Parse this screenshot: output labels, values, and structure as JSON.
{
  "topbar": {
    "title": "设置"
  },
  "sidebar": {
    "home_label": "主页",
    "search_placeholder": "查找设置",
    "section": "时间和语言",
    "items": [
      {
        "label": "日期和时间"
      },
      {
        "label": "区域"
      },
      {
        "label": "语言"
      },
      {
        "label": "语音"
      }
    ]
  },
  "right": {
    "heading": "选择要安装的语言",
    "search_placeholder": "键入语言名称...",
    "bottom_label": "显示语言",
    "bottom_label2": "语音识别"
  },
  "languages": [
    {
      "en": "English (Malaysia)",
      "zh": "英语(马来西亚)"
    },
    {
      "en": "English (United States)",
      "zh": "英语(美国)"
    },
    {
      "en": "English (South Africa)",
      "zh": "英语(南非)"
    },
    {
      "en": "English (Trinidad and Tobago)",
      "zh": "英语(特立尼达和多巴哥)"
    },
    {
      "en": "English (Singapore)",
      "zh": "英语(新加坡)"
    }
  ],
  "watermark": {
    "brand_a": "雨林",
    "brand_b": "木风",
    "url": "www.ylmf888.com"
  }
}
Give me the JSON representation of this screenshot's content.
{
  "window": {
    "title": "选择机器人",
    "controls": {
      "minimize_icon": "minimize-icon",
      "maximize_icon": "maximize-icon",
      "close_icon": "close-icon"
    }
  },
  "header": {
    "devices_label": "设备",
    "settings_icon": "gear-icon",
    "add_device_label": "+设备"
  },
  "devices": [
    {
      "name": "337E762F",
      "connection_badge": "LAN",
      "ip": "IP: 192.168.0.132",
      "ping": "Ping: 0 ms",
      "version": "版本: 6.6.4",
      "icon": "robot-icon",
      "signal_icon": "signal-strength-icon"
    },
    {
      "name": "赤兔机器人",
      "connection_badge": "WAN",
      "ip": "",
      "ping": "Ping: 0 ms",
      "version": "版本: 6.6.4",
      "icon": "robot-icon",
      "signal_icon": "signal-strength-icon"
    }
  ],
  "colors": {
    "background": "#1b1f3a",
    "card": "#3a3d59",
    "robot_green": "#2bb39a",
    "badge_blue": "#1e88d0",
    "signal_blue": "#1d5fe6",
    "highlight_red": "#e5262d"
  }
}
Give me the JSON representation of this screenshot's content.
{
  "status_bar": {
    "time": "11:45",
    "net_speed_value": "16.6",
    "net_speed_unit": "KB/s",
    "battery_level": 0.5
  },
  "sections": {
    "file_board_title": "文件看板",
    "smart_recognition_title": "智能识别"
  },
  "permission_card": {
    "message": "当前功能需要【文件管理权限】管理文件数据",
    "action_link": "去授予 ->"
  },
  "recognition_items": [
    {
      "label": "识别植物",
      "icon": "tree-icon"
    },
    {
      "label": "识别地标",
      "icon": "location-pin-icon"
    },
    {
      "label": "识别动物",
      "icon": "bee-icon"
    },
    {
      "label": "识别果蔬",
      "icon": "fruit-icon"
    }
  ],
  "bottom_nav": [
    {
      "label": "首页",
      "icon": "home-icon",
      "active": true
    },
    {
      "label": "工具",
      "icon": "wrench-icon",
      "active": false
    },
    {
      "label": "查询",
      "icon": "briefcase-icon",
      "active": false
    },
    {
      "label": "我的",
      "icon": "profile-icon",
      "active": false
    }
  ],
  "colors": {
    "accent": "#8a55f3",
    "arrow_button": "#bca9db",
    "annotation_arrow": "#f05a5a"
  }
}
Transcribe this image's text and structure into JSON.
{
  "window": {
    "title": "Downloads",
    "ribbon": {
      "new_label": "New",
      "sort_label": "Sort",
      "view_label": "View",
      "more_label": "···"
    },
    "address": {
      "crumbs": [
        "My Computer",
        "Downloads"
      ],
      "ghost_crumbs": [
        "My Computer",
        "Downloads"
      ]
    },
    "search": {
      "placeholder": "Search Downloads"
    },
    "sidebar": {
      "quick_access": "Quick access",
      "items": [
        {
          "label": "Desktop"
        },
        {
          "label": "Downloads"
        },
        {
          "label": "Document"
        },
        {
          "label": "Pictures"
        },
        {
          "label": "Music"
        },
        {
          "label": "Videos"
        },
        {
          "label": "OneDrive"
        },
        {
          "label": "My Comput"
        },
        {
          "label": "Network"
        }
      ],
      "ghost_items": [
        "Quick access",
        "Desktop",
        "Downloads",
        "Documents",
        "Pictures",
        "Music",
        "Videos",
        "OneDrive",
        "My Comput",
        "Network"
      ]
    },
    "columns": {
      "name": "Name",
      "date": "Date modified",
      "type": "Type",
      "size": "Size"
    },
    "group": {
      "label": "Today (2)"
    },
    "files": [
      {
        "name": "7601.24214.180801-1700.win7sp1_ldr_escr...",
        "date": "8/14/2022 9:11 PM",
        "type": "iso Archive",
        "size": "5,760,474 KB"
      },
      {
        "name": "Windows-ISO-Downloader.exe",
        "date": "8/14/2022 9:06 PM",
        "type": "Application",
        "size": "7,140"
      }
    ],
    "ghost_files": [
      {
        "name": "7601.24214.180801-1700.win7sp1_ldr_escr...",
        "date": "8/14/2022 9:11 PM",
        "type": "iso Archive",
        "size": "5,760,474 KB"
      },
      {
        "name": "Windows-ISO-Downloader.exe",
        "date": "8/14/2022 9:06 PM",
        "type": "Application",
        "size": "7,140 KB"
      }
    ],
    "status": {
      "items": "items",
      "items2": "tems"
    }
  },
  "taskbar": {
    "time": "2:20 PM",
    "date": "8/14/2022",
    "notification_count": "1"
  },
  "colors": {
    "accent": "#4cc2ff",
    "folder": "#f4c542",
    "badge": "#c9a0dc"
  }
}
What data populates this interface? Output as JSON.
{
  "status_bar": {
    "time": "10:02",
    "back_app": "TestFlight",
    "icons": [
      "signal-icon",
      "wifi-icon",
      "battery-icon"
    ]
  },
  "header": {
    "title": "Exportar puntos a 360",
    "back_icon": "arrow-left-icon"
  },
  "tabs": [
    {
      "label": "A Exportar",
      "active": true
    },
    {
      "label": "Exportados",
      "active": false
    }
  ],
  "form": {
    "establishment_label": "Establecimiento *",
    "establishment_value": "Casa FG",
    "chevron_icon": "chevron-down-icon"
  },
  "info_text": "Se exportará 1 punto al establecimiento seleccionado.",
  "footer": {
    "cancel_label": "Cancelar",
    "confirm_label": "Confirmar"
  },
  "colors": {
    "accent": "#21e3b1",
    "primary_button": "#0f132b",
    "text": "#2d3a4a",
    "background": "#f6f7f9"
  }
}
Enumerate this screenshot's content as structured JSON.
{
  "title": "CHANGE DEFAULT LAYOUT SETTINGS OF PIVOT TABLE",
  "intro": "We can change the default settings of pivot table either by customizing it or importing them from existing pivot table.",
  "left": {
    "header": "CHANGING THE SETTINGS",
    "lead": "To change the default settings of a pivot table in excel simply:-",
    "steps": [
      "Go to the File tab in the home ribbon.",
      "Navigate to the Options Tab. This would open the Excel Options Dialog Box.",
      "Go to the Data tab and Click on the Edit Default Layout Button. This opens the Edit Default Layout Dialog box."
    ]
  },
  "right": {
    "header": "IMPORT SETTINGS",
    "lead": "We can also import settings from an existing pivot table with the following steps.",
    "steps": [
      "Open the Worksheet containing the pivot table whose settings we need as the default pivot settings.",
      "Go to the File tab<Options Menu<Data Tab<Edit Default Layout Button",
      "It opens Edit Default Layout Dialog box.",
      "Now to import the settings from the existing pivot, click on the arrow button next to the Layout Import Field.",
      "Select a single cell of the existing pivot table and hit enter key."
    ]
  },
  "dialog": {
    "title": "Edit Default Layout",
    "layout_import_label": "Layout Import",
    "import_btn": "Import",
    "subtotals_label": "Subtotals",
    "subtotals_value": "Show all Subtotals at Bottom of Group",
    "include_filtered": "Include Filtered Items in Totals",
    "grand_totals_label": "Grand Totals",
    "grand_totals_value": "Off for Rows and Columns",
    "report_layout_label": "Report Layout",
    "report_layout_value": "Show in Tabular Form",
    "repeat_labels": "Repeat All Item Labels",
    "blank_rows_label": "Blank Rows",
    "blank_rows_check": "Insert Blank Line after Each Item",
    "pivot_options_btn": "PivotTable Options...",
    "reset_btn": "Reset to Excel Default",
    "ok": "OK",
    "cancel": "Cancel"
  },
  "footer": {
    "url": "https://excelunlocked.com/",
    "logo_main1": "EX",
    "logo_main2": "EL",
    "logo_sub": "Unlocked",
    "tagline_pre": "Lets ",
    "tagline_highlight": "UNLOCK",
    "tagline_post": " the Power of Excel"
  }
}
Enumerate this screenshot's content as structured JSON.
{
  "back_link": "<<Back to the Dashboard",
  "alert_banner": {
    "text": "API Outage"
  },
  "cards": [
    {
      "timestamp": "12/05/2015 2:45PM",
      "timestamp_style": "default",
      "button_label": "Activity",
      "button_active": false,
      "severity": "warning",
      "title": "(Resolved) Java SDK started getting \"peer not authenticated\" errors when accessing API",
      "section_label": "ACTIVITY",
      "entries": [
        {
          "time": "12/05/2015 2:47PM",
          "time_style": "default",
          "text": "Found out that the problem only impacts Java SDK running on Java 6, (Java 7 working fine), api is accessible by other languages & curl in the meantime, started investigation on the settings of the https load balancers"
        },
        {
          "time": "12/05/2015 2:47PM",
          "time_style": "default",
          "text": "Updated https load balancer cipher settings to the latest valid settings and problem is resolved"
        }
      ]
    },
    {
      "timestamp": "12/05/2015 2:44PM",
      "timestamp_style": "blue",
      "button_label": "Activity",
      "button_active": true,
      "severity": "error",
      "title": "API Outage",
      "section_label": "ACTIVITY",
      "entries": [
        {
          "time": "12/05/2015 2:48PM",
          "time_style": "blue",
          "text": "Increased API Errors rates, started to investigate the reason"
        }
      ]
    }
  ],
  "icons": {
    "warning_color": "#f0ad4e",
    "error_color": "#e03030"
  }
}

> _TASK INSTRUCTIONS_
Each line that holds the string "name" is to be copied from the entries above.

> _RESPONSE BOX_
      "name": "337E762F",
      "name": "赤兔机器人",
      "name": "Name",
        "name": "7601.24214.180801-1700.win7sp1_ldr_escr...",
        "name": "Windows-ISO-Downloader.exe",
        "name": "7601.24214.180801-1700.win7sp1_ldr_escr...",
        "name": "Windows-ISO-Downloader.exe",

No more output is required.